Treasury: Solid Energy Information Release March 2013 (Document 1875419)

Treasury: Solid Energy Information Release March 2013 (Document 1732352)

TV3 News: Solid Energy was allowed to increase debt

Radio NZ: Morning Report – English defends Govt’s record over Solid Energy (alt. link)

TV3 News: Landcorp in ‘pretty tight situation’ – English

New Zealand Farming Landcorp Farming Limited: Half year report for the six months ended 31 December 2014

Additional

Radio NZ: When is an asset sale not an asset sale?

Previous related blogposts

The real cause for Solid Energy mass redundancies?

Dirty Dealings with Solid Energy

That was Then, This is Now #18 (Solid Energy)

Dear Leader Key blames everyone else for Solid Energy’s financial crisis

Dear Leader Key blames everyone else for Solid Energy’s financial crisis (Part Rua)

Mediaworks, Solid Energy, and National Standards

.

.

.

solid energy - english - ryall

 

.

.

= fs =

Advertisements
  1. No comments yet.
  1. No trackbacks yet.

Leave a Reply

Fill in your details below or click an icon to log in:

WordPress.com Logo

You are commenting using your WordPress.com account. Log Out / Change )

Twitter picture

You are commenting using your Twitter account. Log Out / Change )

Facebook photo

You are commenting using your Facebook account.
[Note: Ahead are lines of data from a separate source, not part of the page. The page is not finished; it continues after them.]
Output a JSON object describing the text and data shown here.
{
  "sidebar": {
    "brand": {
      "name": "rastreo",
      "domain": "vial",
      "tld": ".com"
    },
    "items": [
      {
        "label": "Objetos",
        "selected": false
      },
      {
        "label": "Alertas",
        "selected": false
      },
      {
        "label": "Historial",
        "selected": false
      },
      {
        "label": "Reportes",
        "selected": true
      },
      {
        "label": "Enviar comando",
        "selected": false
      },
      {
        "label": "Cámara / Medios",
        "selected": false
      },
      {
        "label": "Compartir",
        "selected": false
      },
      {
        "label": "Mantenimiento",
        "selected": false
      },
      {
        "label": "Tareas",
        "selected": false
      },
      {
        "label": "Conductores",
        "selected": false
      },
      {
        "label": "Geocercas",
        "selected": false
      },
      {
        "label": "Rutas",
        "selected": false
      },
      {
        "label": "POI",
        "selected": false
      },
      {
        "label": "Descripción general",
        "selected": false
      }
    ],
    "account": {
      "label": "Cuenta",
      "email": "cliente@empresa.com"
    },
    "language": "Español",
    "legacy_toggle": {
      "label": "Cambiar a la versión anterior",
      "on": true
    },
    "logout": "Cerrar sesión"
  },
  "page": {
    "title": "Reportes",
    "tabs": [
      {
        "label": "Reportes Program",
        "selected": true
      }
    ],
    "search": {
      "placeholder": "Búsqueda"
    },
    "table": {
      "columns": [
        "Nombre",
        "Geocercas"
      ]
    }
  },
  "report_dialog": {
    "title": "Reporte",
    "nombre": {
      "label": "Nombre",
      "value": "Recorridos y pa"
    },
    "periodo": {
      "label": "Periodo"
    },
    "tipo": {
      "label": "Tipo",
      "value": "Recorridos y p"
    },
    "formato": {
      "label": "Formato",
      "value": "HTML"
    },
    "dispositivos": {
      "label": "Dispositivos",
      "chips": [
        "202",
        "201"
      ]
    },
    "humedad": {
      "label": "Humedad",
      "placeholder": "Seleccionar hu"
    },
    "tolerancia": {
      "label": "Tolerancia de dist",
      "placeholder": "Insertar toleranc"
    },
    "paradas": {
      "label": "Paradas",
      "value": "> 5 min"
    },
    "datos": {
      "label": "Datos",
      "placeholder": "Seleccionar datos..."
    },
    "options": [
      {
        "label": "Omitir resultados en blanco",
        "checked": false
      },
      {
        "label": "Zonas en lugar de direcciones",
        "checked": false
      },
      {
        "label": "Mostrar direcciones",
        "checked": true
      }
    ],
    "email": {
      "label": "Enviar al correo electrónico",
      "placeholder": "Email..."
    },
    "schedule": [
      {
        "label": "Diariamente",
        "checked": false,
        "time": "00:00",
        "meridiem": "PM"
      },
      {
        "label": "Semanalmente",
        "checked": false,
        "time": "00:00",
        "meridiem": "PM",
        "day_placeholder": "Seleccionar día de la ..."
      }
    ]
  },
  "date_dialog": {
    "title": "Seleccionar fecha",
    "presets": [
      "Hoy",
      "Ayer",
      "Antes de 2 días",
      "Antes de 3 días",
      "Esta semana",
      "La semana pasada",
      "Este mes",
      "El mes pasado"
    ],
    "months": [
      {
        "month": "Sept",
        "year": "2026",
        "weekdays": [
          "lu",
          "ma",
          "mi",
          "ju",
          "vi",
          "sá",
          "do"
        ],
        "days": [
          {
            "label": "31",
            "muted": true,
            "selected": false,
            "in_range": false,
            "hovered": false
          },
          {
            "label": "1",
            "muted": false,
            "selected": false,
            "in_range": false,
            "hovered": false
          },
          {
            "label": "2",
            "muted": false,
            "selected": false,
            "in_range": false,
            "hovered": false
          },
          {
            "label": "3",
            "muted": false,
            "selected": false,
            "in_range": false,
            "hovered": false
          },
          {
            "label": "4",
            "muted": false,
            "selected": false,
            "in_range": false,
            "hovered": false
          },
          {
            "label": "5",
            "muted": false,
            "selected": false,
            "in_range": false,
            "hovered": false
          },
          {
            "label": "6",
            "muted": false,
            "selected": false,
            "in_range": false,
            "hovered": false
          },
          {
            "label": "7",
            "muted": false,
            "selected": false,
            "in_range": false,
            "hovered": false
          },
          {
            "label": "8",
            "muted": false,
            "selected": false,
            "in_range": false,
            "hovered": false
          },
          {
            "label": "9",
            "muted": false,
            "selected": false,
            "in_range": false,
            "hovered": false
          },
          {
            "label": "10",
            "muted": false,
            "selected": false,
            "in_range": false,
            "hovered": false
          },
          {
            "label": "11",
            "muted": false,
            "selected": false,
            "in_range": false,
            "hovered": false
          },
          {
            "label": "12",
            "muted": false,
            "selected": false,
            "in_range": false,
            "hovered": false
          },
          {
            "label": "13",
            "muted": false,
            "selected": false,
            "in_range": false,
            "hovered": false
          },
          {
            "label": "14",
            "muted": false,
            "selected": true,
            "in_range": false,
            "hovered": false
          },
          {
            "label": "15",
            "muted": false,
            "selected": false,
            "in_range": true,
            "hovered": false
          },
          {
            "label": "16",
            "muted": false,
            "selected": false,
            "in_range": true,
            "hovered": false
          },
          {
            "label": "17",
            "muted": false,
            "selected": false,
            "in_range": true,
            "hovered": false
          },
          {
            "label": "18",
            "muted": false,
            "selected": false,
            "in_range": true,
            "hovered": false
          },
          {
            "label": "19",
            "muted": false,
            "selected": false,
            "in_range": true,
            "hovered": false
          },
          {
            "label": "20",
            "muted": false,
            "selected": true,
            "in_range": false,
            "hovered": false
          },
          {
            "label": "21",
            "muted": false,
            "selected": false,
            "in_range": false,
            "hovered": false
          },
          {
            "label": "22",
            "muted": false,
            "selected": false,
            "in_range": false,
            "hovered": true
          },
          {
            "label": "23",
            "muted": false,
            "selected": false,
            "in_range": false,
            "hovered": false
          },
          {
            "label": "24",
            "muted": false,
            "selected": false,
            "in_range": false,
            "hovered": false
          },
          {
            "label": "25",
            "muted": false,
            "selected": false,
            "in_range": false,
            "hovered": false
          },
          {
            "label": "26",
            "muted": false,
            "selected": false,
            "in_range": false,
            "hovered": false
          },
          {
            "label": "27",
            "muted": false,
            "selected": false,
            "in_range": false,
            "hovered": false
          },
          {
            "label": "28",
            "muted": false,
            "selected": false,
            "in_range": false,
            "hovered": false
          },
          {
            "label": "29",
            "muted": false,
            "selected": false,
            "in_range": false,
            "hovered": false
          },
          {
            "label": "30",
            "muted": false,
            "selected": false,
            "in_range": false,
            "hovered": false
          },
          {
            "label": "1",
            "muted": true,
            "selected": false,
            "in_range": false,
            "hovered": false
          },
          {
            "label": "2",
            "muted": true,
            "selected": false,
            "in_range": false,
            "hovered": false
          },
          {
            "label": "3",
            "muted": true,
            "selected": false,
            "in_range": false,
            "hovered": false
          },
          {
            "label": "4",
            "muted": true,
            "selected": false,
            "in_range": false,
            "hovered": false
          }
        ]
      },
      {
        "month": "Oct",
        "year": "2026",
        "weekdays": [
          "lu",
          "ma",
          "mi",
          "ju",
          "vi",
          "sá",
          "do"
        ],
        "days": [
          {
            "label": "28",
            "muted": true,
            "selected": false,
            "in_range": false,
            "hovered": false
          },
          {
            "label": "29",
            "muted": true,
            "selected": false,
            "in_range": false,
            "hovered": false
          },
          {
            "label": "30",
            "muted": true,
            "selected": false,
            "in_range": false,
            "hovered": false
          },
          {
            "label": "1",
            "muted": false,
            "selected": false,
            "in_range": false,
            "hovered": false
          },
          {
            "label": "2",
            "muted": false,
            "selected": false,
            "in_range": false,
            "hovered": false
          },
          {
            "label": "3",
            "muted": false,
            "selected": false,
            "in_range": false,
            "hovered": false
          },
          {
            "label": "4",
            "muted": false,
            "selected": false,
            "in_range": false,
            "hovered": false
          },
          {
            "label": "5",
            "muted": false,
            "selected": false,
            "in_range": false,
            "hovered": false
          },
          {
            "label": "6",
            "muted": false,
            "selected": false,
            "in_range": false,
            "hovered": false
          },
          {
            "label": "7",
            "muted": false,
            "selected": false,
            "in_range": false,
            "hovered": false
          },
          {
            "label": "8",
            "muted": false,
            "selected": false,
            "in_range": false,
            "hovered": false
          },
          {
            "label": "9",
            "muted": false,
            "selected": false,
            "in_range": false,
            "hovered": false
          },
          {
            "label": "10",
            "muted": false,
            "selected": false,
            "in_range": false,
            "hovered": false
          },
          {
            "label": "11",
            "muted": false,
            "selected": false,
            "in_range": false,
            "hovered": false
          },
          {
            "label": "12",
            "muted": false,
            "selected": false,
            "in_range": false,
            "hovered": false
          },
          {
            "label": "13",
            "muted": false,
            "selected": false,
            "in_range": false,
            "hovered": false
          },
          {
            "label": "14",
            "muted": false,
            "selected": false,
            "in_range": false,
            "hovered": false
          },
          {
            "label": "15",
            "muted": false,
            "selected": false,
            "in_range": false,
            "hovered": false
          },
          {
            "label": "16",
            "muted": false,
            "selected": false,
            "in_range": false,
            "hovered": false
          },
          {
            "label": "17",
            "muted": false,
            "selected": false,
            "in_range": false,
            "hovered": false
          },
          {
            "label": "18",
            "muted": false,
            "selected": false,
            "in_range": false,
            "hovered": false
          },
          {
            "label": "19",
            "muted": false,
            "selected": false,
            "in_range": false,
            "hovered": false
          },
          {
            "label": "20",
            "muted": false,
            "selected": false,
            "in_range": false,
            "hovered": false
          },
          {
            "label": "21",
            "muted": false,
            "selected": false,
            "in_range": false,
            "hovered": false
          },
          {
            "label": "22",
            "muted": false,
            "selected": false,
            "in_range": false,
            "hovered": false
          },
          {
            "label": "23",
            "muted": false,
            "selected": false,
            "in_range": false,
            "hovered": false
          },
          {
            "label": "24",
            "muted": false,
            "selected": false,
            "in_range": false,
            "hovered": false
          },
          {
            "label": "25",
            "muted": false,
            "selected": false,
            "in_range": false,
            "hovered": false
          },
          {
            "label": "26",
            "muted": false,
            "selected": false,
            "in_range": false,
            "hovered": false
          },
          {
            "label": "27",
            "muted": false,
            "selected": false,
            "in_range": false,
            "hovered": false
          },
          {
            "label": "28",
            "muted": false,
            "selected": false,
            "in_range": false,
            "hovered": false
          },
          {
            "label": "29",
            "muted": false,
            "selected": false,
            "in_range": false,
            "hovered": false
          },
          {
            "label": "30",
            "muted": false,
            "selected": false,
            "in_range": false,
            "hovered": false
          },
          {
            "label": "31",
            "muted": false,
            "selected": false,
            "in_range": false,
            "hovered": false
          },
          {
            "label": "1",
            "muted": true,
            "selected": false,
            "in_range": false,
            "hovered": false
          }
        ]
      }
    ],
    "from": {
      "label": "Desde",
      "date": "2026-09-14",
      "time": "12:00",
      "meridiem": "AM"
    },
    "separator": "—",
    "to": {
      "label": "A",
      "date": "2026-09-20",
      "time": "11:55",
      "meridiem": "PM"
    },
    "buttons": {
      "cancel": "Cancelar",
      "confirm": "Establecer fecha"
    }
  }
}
Log Out / Change )

Google+ photo

You are commenting using your Google+ account. Log Out / Change )

Connecting to %s

%d bloggers like this: